The same problem caused by the throw out bearing and assorted paraphernalia is not a rare occurrence at all. In fact the idle normally drops some when the clutch lever is pulled and the trans is in neutral. This seems to bother a lot of riders that don't expect it and if as much as 200 rpm I think it is too much. But even this much and killing the engine when the engine is cold is common.
Part #11 or 12 has to be removed to get the pin #13 out. On the earliest styles and I think still in 1977 the E-clip was on the inner grove, inside the stanchions, on the back of the trans that holds the pin. Once #13 is removed the throw out arm #14 can be removed.
Part #6 is a rubber seal that fits onto the thrust piece #5.
Sometimes the bearing #4 and the thrust washer have to be fished out with a piece of wire or a magnet.
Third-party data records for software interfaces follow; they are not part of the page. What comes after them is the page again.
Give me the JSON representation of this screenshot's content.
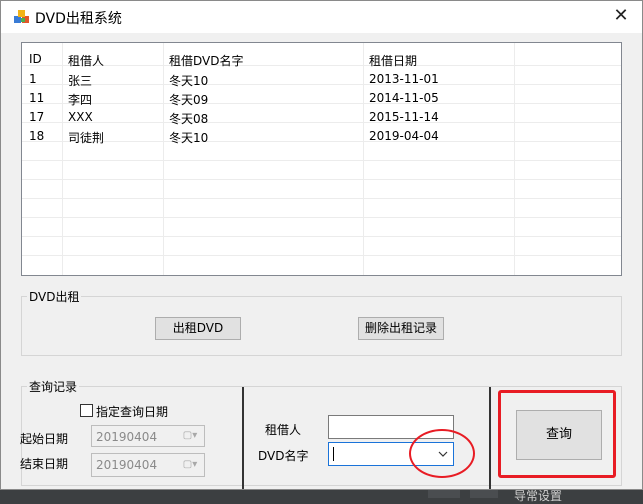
{
  "window": {
    "title": "DVD出租系统",
    "close_glyph": "✕",
    "app_icon": "app-icon"
  },
  "table": {
    "columns": [
      "ID",
      "租借人",
      "租借DVD名字",
      "租借日期"
    ],
    "rows": [
      [
        "1",
        "张三",
        "冬天10",
        "2013-11-01"
      ],
      [
        "11",
        "李四",
        "冬天09",
        "2014-11-05"
      ],
      [
        "17",
        "XXX",
        "冬天08",
        "2015-11-14"
      ],
      [
        "18",
        "司徒荆",
        "冬天10",
        "2019-04-04"
      ]
    ]
  },
  "rent_group": {
    "title": "DVD出租",
    "rent_button": "出租DVD",
    "delete_button": "删除出租记录"
  },
  "query_group": {
    "title": "查询记录",
    "checkbox_label": "指定查询日期",
    "checkbox_checked": false,
    "start_label": "起始日期",
    "start_value": "20190404",
    "end_label": "结束日期",
    "end_value": "20190404",
    "renter_label": "租借人",
    "renter_value": "",
    "dvd_label": "DVD名字",
    "dvd_value": "",
    "query_button": "查询"
  },
  "background_text": "导常设置",
  "colors": {
    "annotation": "#e81c24",
    "focus": "#1a73d9"
  }
}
Leave the thrust rod and it's felt seal in place. They are sometimes at fault but it is not easy to deal with them with the trans in the bike. If you do need to take them out it might be best to remove the trans. It's possible to remove them with the trans in the bike but not easy.
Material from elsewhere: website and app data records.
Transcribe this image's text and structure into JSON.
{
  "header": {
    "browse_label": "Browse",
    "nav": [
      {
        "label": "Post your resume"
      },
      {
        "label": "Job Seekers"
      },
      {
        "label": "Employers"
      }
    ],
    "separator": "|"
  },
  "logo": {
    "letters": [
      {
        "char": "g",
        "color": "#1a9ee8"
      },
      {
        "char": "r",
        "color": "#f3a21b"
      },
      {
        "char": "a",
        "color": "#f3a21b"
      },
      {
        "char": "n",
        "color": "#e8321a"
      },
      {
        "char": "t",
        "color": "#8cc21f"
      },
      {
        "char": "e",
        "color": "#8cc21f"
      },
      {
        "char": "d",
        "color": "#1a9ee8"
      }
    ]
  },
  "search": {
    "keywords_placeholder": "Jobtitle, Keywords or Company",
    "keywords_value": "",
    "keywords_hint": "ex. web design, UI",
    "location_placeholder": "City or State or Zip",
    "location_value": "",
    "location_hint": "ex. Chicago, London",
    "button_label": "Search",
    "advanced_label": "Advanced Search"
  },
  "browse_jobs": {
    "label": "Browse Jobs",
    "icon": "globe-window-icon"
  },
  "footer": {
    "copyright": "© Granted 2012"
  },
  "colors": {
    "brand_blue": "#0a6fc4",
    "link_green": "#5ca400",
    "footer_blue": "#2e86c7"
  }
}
On inspection look for irregularities of the rollers of the bearing, a smooth and polished surface of the faces of the thrust pieces and the rubber parts should be in good order.
The little bearing costs about $31, last I checked, don't try to get by with one that is ruff or showing signs of aging. When the little piece does go bad, and they do, it will take hundreds of dollars in other parts with it and it can cost several hundred more to put these parts on.
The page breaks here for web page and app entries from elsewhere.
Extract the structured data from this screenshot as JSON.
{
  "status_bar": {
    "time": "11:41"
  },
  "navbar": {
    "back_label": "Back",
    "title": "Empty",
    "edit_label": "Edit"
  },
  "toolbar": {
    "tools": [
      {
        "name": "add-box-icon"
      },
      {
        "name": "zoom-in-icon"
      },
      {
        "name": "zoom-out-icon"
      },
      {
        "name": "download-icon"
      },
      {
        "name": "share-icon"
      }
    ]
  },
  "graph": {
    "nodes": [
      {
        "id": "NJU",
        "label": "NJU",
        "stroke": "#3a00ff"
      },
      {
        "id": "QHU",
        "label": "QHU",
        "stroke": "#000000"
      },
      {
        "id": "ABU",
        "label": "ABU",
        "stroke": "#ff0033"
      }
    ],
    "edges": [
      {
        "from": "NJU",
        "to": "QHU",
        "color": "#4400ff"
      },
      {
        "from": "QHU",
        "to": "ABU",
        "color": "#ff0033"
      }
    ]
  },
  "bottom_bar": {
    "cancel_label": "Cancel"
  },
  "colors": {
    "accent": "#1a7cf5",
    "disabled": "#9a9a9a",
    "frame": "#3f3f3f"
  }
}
Grease all the pieces when reinstalling them. Grease the throw out bearing. Just a medium coating of wheel bearing grease. This will be washed away by a tiny amount of trans gear oil that is dripped onto the parts. This oil is sealed into the trans rear cover by the felt on the rod and the small rubber seal #6 on the thrust piece. The rear rubber boot doesn't seal oil in the trans but it seal dirt out and it should also be in good condition. (the rubber boot on the later style rear covers found on clutch carrier set ups does seal the oil in)
Notice there is a grease nipple on the throw out arm. It is for greasing the pin #13 and not for greasing the inside parts of the throw out system. They are only greased for start up and then after that they get their lube from transmission oil. It's another good thing to remember to grease that pin once a year or even more in dusty conditions. If the pin, steel, is running dry it will cause problems with the rear cover stanchions, aluminum, and to fix those the rear cover will need to be welded or replaced.